▶ [Task goal]:
This task calls for copying every line of the records that includes the word "caption".

── Exercise inputs ──

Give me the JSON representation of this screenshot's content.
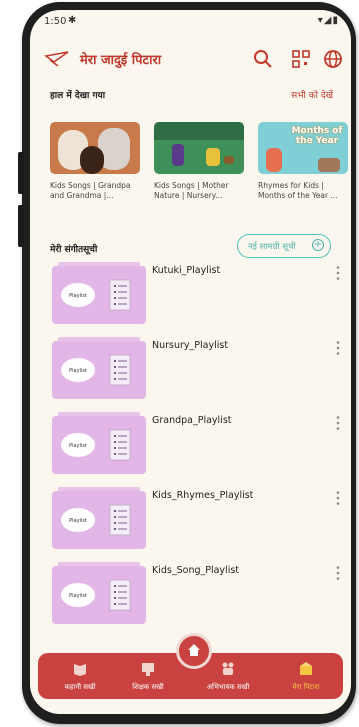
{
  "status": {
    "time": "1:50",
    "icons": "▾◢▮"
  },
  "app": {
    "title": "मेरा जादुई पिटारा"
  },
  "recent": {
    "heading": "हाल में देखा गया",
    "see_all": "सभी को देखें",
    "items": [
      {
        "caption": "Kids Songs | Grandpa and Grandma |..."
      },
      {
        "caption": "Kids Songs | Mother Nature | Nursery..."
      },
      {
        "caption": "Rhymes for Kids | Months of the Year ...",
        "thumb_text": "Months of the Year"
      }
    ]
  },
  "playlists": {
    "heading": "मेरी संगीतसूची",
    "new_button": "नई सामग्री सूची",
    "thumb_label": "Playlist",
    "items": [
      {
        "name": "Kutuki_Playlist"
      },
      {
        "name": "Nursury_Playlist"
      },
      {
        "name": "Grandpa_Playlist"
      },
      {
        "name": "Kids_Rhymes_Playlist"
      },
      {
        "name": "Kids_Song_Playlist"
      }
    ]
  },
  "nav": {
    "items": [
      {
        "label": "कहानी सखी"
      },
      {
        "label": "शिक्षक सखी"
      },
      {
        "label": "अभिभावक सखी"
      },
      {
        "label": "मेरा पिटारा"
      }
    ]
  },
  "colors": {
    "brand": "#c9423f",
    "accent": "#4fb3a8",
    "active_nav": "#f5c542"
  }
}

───
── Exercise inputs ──

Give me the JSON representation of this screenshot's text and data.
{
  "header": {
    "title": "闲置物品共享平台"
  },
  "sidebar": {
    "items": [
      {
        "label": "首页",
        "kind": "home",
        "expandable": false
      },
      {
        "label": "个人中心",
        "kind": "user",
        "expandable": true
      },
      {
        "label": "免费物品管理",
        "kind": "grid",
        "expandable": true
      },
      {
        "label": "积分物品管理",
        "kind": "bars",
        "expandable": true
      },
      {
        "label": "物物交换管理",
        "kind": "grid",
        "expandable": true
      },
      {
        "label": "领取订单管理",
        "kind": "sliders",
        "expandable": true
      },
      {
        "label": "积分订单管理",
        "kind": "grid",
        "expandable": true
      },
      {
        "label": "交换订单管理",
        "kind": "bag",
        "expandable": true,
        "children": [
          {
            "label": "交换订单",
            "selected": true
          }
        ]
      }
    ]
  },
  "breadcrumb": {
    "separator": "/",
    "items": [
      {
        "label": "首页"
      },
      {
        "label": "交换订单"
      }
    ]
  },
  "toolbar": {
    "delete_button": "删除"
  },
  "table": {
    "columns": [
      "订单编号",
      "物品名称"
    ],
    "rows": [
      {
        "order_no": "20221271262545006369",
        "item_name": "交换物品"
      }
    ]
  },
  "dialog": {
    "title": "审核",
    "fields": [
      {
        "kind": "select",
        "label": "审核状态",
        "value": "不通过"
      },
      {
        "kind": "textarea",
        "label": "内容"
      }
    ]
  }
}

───

▶ [Task solution]:
        "caption": "Kids Songs | Grandpa and Grandma |..."
        "caption": "Kids Songs | Mother Nature | Nursery..."
        "caption": "Rhymes for Kids | Months of the Year ...",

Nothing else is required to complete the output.